    I completely agree with you, as a project manager for Arrow Masonry I have helped to fix hundreds of these split face block condos in the Chicagoland area for over 10 years now. It is not the block itself causing the horrible leaking conditions these homeowners have. It is improper or missing flashings with no apparent drip wicks or end dams above the windows,doors and capstones. It is having no moisture barrier installed. It is missing mortar, cracked or voided mortar joints. Caulk is missing or deteriorated around all or some of the fixtures, utility housings, scupper boxes, vents, anchors, bolts, windows, doors and railings. Also I have found than in about 70 percent of the cases no IPCO thru wall flashings are insalled on top of the parapet walls. Also the capstones and quoinings are reniassance stone NOT limestone and the renaissance stone is extremely porous!!!when I go out to a building I need to go inside as well as outside to fully inspect the leaking areas theb make a proper assessment- it is rare to just have to seal the block. Normally flashings, drip wicks,faulty caulk and mortar all have to be fixed PRIOR to waterproofing the block. I have seen so many families affected by these leaks where they have been infested with black mold and have to move out. I have also seen homeowners think they have been sealed by “fly by the night” companies who have no idea what they are ding or using inferior sealants – some will only seal the bottom floor as they don’t want or can’t set up scaffolding and ignore the 2nd,3rd etc floors.

    For a proper,detailed inspection of your condo or home please call
    Kathy -Arrow Masonry-Project Manager (847-776-6400) kathy.arrowmasonry@gmail.com
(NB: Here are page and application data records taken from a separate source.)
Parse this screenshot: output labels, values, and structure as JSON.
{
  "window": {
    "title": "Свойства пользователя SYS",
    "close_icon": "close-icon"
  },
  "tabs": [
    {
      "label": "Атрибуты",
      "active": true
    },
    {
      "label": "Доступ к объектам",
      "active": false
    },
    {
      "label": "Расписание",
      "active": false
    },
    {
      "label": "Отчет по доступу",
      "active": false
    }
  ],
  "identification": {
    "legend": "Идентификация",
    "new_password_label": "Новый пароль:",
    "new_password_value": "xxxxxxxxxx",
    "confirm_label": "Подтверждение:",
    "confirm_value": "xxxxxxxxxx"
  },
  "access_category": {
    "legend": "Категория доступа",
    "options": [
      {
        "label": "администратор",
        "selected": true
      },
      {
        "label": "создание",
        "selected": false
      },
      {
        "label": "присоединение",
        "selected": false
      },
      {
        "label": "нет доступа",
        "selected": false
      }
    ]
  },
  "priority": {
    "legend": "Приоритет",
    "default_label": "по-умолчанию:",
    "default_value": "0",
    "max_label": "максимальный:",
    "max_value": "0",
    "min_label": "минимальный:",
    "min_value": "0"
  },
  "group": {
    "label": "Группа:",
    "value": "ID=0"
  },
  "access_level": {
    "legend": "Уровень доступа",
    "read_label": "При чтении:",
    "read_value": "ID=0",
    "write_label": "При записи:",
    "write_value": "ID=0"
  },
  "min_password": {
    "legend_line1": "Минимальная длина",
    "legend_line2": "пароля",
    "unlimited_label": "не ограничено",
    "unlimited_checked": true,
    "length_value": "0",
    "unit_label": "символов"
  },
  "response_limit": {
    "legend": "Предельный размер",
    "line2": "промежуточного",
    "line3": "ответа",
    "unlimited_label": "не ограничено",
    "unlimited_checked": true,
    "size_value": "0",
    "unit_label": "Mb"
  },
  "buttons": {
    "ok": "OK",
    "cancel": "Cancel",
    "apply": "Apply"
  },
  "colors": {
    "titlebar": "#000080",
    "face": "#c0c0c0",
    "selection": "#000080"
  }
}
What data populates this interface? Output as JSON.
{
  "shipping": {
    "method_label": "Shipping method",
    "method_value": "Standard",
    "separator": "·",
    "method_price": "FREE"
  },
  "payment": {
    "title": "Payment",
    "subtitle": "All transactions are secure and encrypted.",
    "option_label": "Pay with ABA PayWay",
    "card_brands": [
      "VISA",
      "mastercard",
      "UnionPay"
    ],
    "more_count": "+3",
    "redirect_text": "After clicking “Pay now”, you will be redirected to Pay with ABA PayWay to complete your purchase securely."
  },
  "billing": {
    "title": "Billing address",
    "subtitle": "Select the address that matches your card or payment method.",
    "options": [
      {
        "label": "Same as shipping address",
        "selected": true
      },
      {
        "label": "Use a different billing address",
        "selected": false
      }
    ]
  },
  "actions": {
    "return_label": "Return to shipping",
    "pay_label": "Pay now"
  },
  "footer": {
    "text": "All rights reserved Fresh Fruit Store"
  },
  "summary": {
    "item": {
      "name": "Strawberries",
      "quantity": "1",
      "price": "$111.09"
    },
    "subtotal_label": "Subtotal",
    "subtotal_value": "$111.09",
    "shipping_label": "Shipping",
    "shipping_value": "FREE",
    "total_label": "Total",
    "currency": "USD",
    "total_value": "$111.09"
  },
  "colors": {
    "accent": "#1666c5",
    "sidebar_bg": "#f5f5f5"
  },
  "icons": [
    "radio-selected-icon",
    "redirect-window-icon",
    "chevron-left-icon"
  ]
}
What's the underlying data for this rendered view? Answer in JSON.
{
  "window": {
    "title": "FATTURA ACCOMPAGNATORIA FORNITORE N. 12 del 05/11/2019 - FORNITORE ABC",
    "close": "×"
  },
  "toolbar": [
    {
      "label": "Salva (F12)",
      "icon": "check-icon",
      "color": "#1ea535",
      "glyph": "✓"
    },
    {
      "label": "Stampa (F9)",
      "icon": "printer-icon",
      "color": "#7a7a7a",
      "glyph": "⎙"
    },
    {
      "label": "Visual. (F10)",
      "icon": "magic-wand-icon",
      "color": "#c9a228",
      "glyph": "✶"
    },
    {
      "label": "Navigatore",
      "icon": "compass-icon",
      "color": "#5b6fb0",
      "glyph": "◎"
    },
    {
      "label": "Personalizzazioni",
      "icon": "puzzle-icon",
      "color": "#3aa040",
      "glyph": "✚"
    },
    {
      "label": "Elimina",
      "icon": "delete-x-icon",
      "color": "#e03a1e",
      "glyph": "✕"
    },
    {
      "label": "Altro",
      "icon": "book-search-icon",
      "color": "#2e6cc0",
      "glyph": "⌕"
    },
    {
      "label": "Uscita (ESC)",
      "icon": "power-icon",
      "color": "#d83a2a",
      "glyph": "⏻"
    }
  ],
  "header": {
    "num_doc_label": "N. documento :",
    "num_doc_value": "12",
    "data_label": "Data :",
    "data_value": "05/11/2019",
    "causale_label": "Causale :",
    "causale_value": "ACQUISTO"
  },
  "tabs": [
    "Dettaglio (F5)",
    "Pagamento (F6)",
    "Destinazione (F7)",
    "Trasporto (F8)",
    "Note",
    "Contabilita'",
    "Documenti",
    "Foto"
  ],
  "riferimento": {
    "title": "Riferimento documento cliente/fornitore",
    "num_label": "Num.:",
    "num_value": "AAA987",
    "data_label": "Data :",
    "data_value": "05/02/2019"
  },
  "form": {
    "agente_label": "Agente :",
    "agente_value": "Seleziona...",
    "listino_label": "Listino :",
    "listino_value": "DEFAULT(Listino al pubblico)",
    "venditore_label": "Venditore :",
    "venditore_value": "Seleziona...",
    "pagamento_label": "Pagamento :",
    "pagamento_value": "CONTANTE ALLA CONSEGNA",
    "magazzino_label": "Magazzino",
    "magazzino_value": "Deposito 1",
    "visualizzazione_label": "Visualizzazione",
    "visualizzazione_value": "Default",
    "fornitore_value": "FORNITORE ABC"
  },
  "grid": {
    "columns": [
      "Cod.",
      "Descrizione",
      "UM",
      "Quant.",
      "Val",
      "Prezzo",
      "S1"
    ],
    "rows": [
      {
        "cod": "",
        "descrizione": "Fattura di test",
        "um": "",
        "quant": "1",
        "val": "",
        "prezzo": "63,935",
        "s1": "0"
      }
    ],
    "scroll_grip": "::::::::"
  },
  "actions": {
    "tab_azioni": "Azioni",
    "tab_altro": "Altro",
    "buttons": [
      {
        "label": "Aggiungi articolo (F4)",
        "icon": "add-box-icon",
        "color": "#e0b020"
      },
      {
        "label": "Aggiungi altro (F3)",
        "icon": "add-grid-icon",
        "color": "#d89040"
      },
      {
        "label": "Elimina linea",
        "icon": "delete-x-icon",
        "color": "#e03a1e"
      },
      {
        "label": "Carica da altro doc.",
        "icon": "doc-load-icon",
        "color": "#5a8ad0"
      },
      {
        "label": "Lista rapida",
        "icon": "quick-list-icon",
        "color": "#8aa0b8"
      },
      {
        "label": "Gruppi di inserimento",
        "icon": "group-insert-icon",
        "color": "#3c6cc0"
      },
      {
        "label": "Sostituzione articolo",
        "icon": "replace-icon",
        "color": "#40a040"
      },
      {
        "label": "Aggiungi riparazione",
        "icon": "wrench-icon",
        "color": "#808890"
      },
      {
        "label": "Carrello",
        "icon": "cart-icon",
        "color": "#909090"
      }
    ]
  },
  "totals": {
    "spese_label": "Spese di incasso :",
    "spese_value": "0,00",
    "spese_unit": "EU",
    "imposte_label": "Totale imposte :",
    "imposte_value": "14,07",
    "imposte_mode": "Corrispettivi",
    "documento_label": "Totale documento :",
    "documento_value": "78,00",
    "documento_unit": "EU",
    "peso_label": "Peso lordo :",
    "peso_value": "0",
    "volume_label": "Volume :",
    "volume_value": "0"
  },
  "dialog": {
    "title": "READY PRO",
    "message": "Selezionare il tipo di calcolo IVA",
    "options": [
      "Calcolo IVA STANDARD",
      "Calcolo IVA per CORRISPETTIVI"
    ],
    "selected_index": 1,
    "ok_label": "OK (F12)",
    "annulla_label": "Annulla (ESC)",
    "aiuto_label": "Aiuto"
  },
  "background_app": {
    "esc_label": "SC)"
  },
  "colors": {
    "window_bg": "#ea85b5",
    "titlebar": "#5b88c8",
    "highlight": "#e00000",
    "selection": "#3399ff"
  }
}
  9. […] have been a few recent stories in the media on this issue. The most recent being a piece on Chicago Tonight (WTTW); about a year ago This American Life on WBEZ featured the plight of first-time condo owners […]